If you do some or all of your reading via Kindle, there’s a collection of deals for you to browse through today.
(Yesterday on the blog: Singing in the Dark)
Greg Koukl explains the two things you can take with you to heaven.
William Boekestein: “To call the incarnation ‘relevant’ almost sounds patronizing. But we need to recognize the intimate connection between this important doctrine and personal piety.”
“Among the parts of the birth narrative of Jesus, the Scriptural record of the Magi, coming from a distant land to seek, find, and worship the infant Christ, is far and away one of the most spiritually rich. The details surrounding it–though seemingly meager–are full of lessons that serve to build God’s people up in faith, while encouraging those who have never trusted in Him to do so.” Nick Batzig draws our attention to these characters.
And here’s another lesser-known part of the story. “There are some parts of the Christmas story that easily get overlooked, aren’t there? And Mary’s visit to Elizabeth (Lk 1.39-45), sandwiched as it is between the annunciation to Mary by Gabriel and Mary’s great song of praise, the Magnificat, is one of them. And yet as Luke begins his two-volume work designed to increase Theophilus’s assurance of the things he has been taught (1.4), this is one of the events he thinks is worthy of our attention. Why? What is so significant about this visit?”
Pierce Taylor Hibbs: “Gifts function in a sort of circle. I call it the giving circle. Gifts are obtained from a source, given by a giver, and then received. At least, that’s the hope.”
I’ve already linked to a couple of stories about this, but today will link to one more. Honestly, having worked with so many people who struggle so much with porn, I’m delighted to see the industry get exposed for what it really is and to begin to suffer the consequences.
We speak easily of “Jesus the Nazarene,” but perhaps without thinking much about the label.

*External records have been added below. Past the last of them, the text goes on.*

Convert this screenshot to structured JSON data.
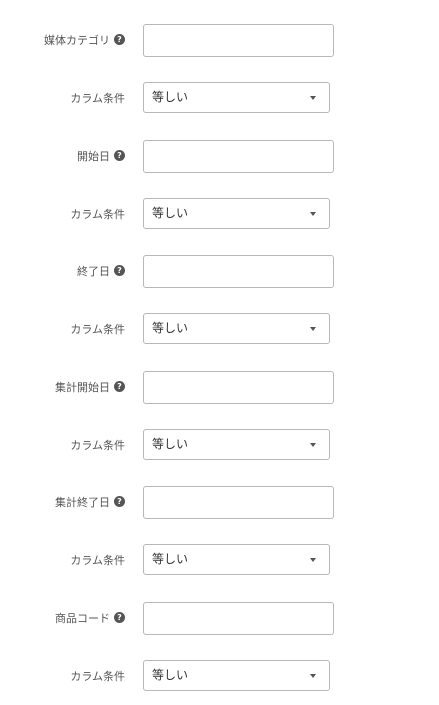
{
  "form": {
    "media_category": {
      "label": "媒体カテゴリ",
      "value": ""
    },
    "media_category_condition": {
      "label": "カラム条件",
      "value": "等しい"
    },
    "start_date": {
      "label": "開始日",
      "value": ""
    },
    "start_date_condition": {
      "label": "カラム条件",
      "value": "等しい"
    },
    "end_date": {
      "label": "終了日",
      "value": ""
    },
    "end_date_condition": {
      "label": "カラム条件",
      "value": "等しい"
    },
    "aggregate_start_date": {
      "label": "集計開始日",
      "value": ""
    },
    "aggregate_start_date_condition": {
      "label": "カラム条件",
      "value": "等しい"
    },
    "aggregate_end_date": {
      "label": "集計終了日",
      "value": ""
    },
    "aggregate_end_date_condition": {
      "label": "カラム条件",
      "value": "等しい"
    },
    "product_code": {
      "label": "商品コード",
      "value": ""
    },
    "product_code_condition": {
      "label": "カラム条件",
      "value": "等しい"
    }
  },
  "icons": {
    "help": "question-circle-icon",
    "dropdown": "caret-down-icon"
  },
  "colors": {
    "label_text": "#555555",
    "border": "#b8b8b8",
    "value_text": "#333333"
  }
}
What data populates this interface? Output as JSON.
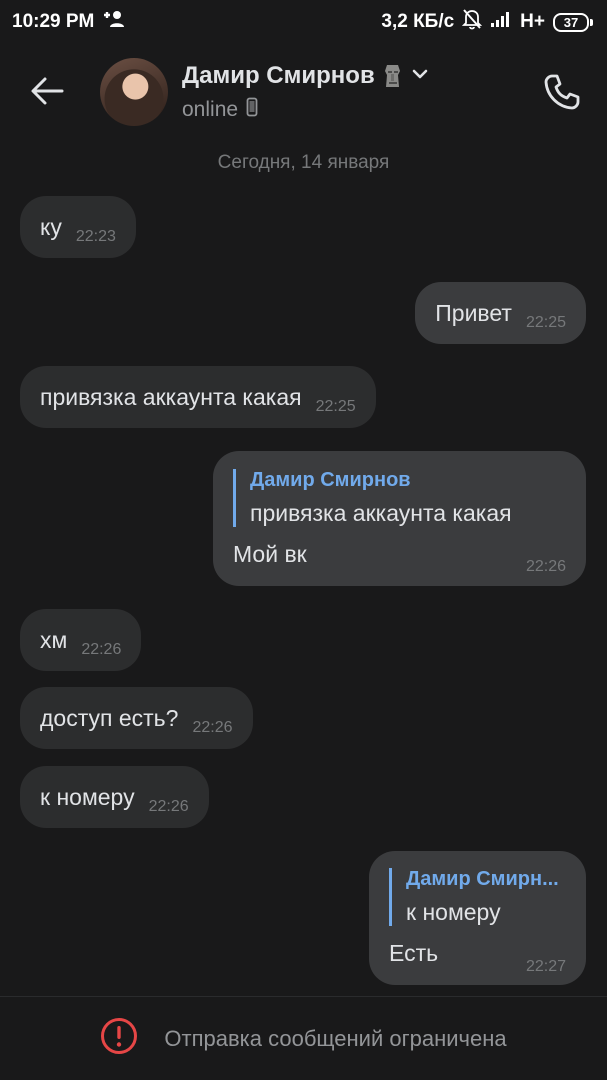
{
  "status_bar": {
    "time": "10:29 PM",
    "network_speed": "3,2 КБ/с",
    "network_type": "H+",
    "battery": "37",
    "icons": [
      "add-user-icon",
      "bell-off-icon",
      "signal-icon",
      "battery-icon"
    ]
  },
  "header": {
    "contact_name": "Дамир Смирнов",
    "status": "online",
    "icons": [
      "back-arrow-icon",
      "moai-emoji-icon",
      "chevron-down-icon",
      "phone-device-icon",
      "call-icon"
    ]
  },
  "chat": {
    "date_separator": "Сегодня, 14 января",
    "messages": [
      {
        "direction": "in",
        "text": "ку",
        "time": "22:23"
      },
      {
        "direction": "out",
        "text": "Привет",
        "time": "22:25"
      },
      {
        "direction": "in",
        "text": "привязка аккаунта какая",
        "time": "22:25"
      },
      {
        "direction": "out",
        "reply_author": "Дамир Смирнов",
        "reply_text": "привязка аккаунта какая",
        "text": "Мой вк",
        "time": "22:26"
      },
      {
        "direction": "in",
        "text": "хм",
        "time": "22:26"
      },
      {
        "direction": "in",
        "text": "доступ есть?",
        "time": "22:26"
      },
      {
        "direction": "in",
        "text": "к номеру",
        "time": "22:26"
      },
      {
        "direction": "out",
        "reply_author": "Дамир Смирн...",
        "reply_text": "к номеру",
        "text": "Есть",
        "time": "22:27"
      }
    ]
  },
  "bottom_bar": {
    "notice": "Отправка сообщений ограничена",
    "icon": "warning-circle-icon",
    "accent_color": "#e64646"
  },
  "colors": {
    "background": "#19191a",
    "incoming_bubble": "#2c2d2e",
    "outgoing_bubble": "#3b3c3e",
    "reply_accent": "#71aaeb",
    "secondary_text": "#76787a"
  }
}
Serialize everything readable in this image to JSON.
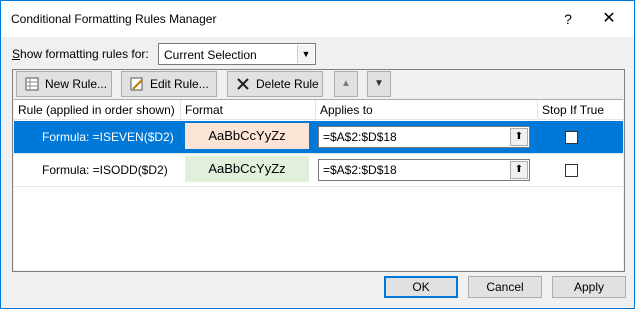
{
  "window": {
    "title": "Conditional Formatting Rules Manager",
    "help": "?",
    "close": "✕"
  },
  "show_rules": {
    "label_prefix": "S",
    "label_rest": "how formatting rules for:",
    "selected": "Current Selection"
  },
  "toolbar": {
    "new_rule": "New Rule...",
    "edit_rule": "Edit Rule...",
    "delete_rule": "Delete Rule"
  },
  "grid": {
    "headers": [
      "Rule (applied in order shown)",
      "Format",
      "Applies to",
      "Stop If True"
    ],
    "rows": [
      {
        "rule": "Formula: =ISEVEN($D2)",
        "format": "AaBbCcYyZz",
        "format_bg": "#fce4d6",
        "applies_to": "=$A$2:$D$18",
        "stop_if_true": false,
        "selected": true
      },
      {
        "rule": "Formula: =ISODD($D2)",
        "format": "AaBbCcYyZz",
        "format_bg": "#e2efda",
        "applies_to": "=$A$2:$D$18",
        "stop_if_true": false,
        "selected": false
      }
    ]
  },
  "buttons": {
    "ok": "OK",
    "cancel": "Cancel",
    "apply": "Apply"
  },
  "colors": {
    "accent": "#0078d7"
  }
}
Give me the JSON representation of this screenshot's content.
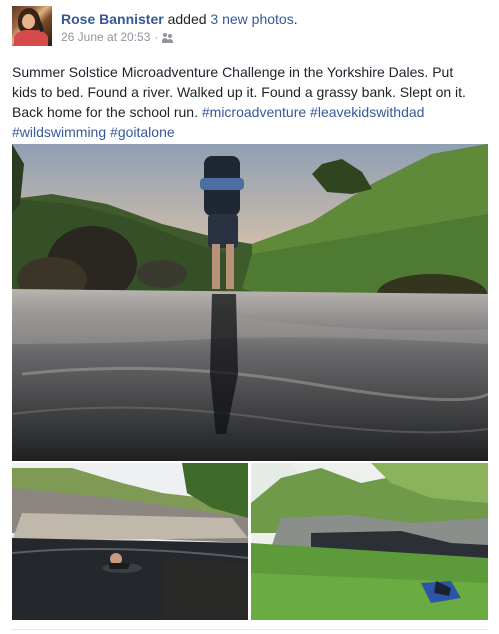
{
  "post": {
    "author": "Rose Bannister",
    "action": "added",
    "photo_count": "3 new photos",
    "period": ".",
    "timestamp": "26 June at 20:53",
    "separator": "·",
    "audience_icon": "friends-icon",
    "text_lines": [
      "Summer Solstice Microadventure Challenge in the Yorkshire Dales. Put",
      "kids to bed. Found a river. Walked up it. Found a grassy bank. Slept on it."
    ],
    "text_line3_plain": "Back home for the school run. ",
    "hashtags": [
      "#microadventure",
      "#leavekidswithdad",
      "#wildswimming",
      "#goitalone"
    ]
  },
  "colors": {
    "link": "#365899",
    "text": "#1d2129",
    "meta": "#90949c"
  }
}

Sin is iniquity, premeditated rebellion against God. And lately, especially as I’ve been examining my own life, I’ve also been seeing sin as immaturity. Sin is a failure to grow up.
The evidence of Christ’s mercy toward you is not your life. The evidence of his mercy toward you is his—mistreated, misunderstood, betrayed, abandoned. Eternally. In your place.—Dane Ortlund